It’s an open question as to whether you’d be able to get anything of value for either of the Johnsons, which makes both of them worth more as players than as assets. That is to say, both should outproduce their value. The key, as always, is to avoid overpaying. Try to convince trade partners to throw them into larger deals, knowing their dynasty value is near zero, even though both can still put up useful weekly scores.
Buy: Jonathan Taylor, Nyheim Hines
The same model that has Mixon as a top-11 back has Taylor at No. 7 in 2021, the highest spot for any rookie. He’s a top-five dynasty RB for all but one of our rankers, and there are some good reasons for thinking that still might not be high enough. If you can get Taylor onto your team for something approaching fair value, it’s probably worth doing.
The model has Hines as the RB25, and it’s not crazy. Hines is currently the RB17 overall (RB30 per game), and he excels in exactly those areas that are most predictive of future performance.
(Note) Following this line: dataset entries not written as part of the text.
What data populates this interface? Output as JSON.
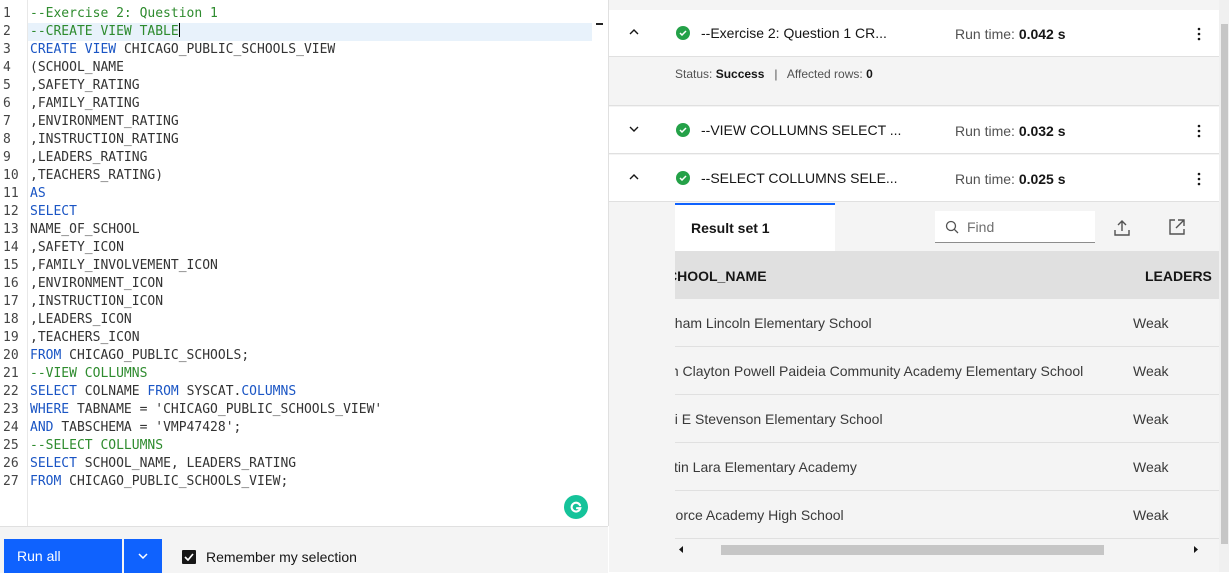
{
  "editor": {
    "line_numbers": [
      "1",
      "2",
      "3",
      "4",
      "5",
      "6",
      "7",
      "8",
      "9",
      "10",
      "11",
      "12",
      "13",
      "14",
      "15",
      "16",
      "17",
      "18",
      "19",
      "20",
      "21",
      "22",
      "23",
      "24",
      "25",
      "26",
      "27"
    ],
    "lines": [
      "--Exercise 2: Question 1",
      "--CREATE VIEW TABLE",
      "CREATE VIEW CHICAGO_PUBLIC_SCHOOLS_VIEW",
      "(SCHOOL_NAME",
      ",SAFETY_RATING",
      ",FAMILY_RATING",
      ",ENVIRONMENT_RATING",
      ",INSTRUCTION_RATING",
      ",LEADERS_RATING",
      ",TEACHERS_RATING)",
      "AS",
      "SELECT",
      "NAME_OF_SCHOOL",
      ",SAFETY_ICON",
      ",FAMILY_INVOLVEMENT_ICON",
      ",ENVIRONMENT_ICON",
      ",INSTRUCTION_ICON",
      ",LEADERS_ICON",
      ",TEACHERS_ICON",
      "FROM CHICAGO_PUBLIC_SCHOOLS;",
      "--VIEW COLLUMNS",
      "SELECT COLNAME FROM SYSCAT.COLUMNS",
      "WHERE TABNAME = 'CHICAGO_PUBLIC_SCHOOLS_VIEW'",
      "AND TABSCHEMA = 'VMP47428';",
      "--SELECT COLLUMNS",
      "SELECT SCHOOL_NAME, LEADERS_RATING",
      "FROM CHICAGO_PUBLIC_SCHOOLS_VIEW;"
    ]
  },
  "bottom": {
    "run_label": "Run all",
    "remember_label": "Remember my selection",
    "remember_checked": true
  },
  "queries": [
    {
      "title": "--Exercise 2: Question 1 CR...",
      "run_time_label": "Run time:",
      "run_time": "0.042 s",
      "expanded": true
    },
    {
      "title": "--VIEW COLLUMNS SELECT ...",
      "run_time_label": "Run time:",
      "run_time": "0.032 s",
      "expanded": false
    },
    {
      "title": "--SELECT COLLUMNS SELE...",
      "run_time_label": "Run time:",
      "run_time": "0.025 s",
      "expanded": true
    }
  ],
  "status": {
    "status_label": "Status:",
    "status_value": "Success",
    "separator": "|",
    "affected_label": "Affected rows:",
    "affected_value": "0"
  },
  "result": {
    "tab_label": "Result set 1",
    "find_placeholder": "Find",
    "columns": [
      "CHOOL_NAME",
      "LEADERS"
    ],
    "rows": [
      [
        "aham Lincoln Elementary School",
        "Weak"
      ],
      [
        "m Clayton Powell Paideia Community Academy Elementary School",
        "Weak"
      ],
      [
        "ai E Stevenson Elementary School",
        "Weak"
      ],
      [
        "stin Lara Elementary Academy",
        "Weak"
      ],
      "Force Academy High School|Weak"
    ]
  },
  "colors": {
    "accent": "#0f62fe",
    "success": "#24a148",
    "comment": "#2e8b2e",
    "keyword": "#1a55c4"
  },
  "icons": [
    "chevron-up-icon",
    "chevron-down-icon",
    "checkmark-circle-icon",
    "overflow-menu-icon",
    "search-icon",
    "upload-icon",
    "launch-icon",
    "grammarly-icon"
  ]
}
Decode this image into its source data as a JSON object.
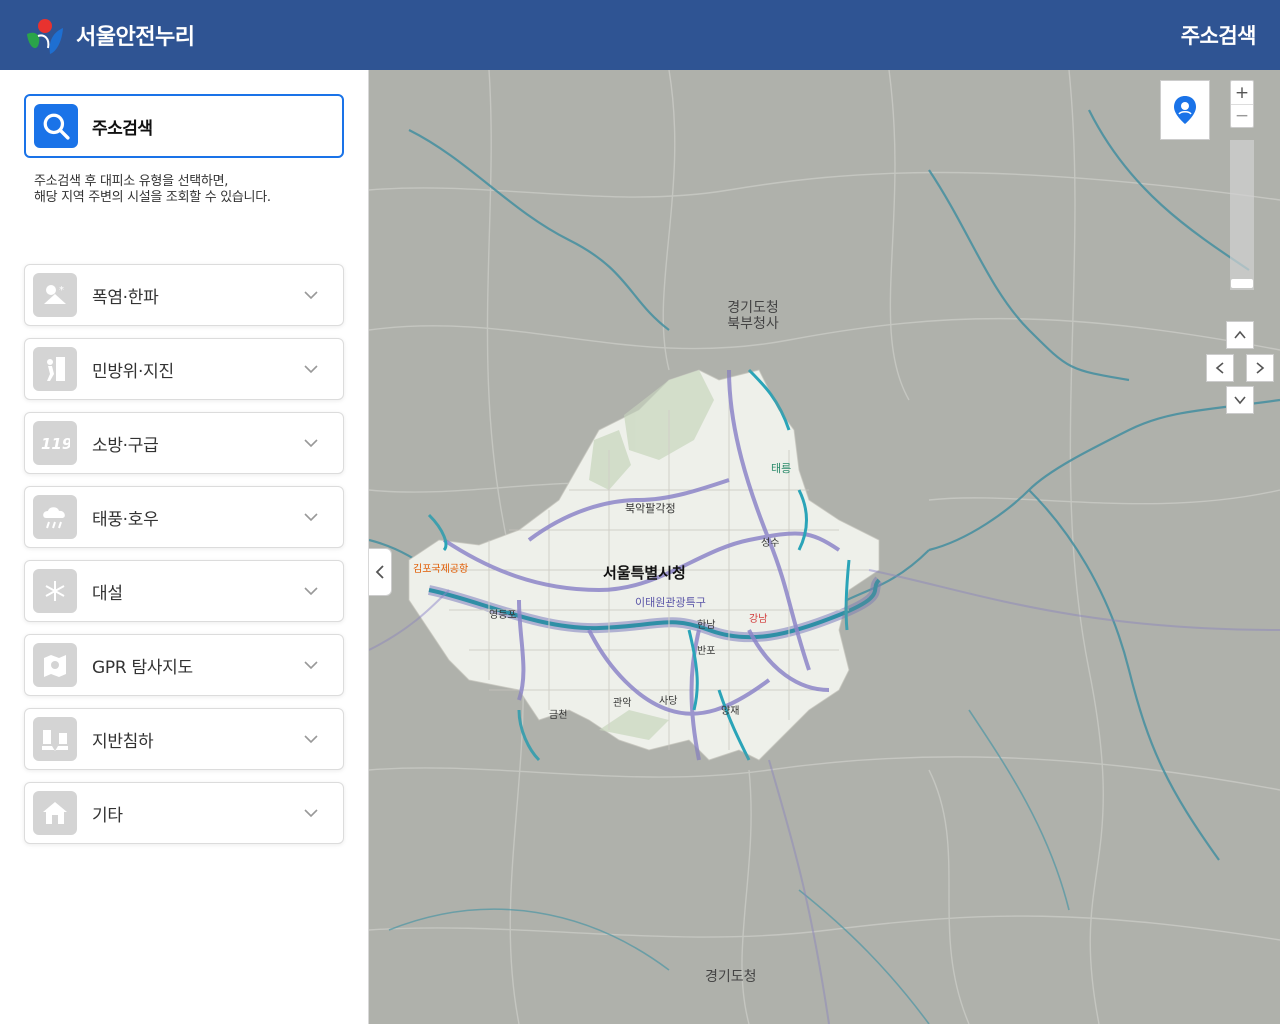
{
  "header": {
    "app_name": "서울안전누리",
    "page_title": "주소검색"
  },
  "search": {
    "label": "주소검색",
    "help_line1": "주소검색 후 대피소 유형을 선택하면,",
    "help_line2": "해당 지역 주변의 시설을 조회할 수 있습니다."
  },
  "categories": [
    {
      "label": "폭염·한파",
      "icon": "heatwave-coldwave-icon"
    },
    {
      "label": "민방위·지진",
      "icon": "civil-defense-earthquake-icon"
    },
    {
      "label": "소방·구급",
      "icon": "fire-119-icon"
    },
    {
      "label": "태풍·호우",
      "icon": "typhoon-rain-icon"
    },
    {
      "label": "대설",
      "icon": "snow-icon"
    },
    {
      "label": "GPR 탐사지도",
      "icon": "gpr-map-icon"
    },
    {
      "label": "지반침하",
      "icon": "ground-subsidence-icon"
    },
    {
      "label": "기타",
      "icon": "other-house-icon"
    }
  ],
  "map": {
    "labels": {
      "seoul_city_hall": "서울특별시청",
      "gyeonggi_north": "경기도청 북부청사",
      "gyeonggi": "경기도청",
      "bukhansan": "북악팔각정",
      "itaewon": "이태원관광특구",
      "gimpo_airport": "김포국제공항",
      "taereung": "태릉",
      "hannam": "한남",
      "banpo": "반포",
      "yangjae": "양재",
      "geumcheon": "금천",
      "gwanak": "관악",
      "sadang": "사당",
      "seongsu": "성수",
      "yeongdeungpo": "영등포",
      "gangnam": "강남"
    },
    "zoom_in": "+",
    "zoom_out": "−",
    "colors": {
      "water": "#2f8fa6",
      "seoul_fill": "#eef0ea",
      "highway": "#8d86c9",
      "outside": "#b9bbb5"
    }
  }
}
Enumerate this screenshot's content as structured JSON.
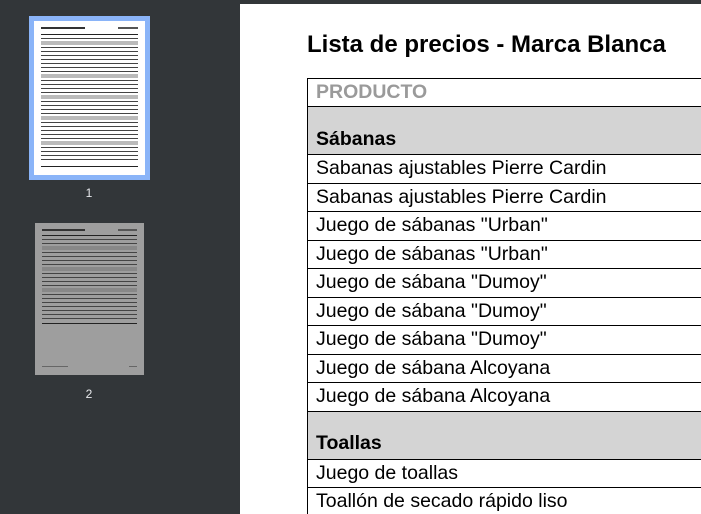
{
  "thumbnails": [
    {
      "number": "1",
      "selected": true
    },
    {
      "number": "2",
      "selected": false
    }
  ],
  "document": {
    "title": "Lista de precios - Marca Blanca",
    "column_header": "PRODUCTO",
    "sections": [
      {
        "name": "Sábanas",
        "items": [
          "Sabanas ajustables Pierre Cardin",
          "Sabanas ajustables Pierre Cardin",
          "Juego de sábanas \"Urban\"",
          "Juego de sábanas \"Urban\"",
          "Juego de sábana \"Dumoy\"",
          "Juego de sábana \"Dumoy\"",
          "Juego de sábana \"Dumoy\"",
          "Juego de sábana Alcoyana",
          "Juego de sábana Alcoyana"
        ]
      },
      {
        "name": "Toallas",
        "items": [
          "Juego de toallas",
          "Toallón de secado rápido liso"
        ]
      }
    ]
  },
  "colors": {
    "viewer_background": "#323639",
    "thumbnail_selected_border": "#8ab4f8",
    "section_background": "#d4d4d4",
    "header_text": "#9a9a9a"
  }
}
Buy: James Robinson
The model likes Robinson even more than Mixon, ranking him inside the top 10, despite the fact that draft position is a major input. Our rankers have Robinson as the RB17, which is probably more in line with his market value. While draft capital is still predictive of opportunity in Year 2, we’ve seen Jacksonville rely on Robinson enough in both the rushing and passing game that his lack of draft capital is only a minor concern at this point.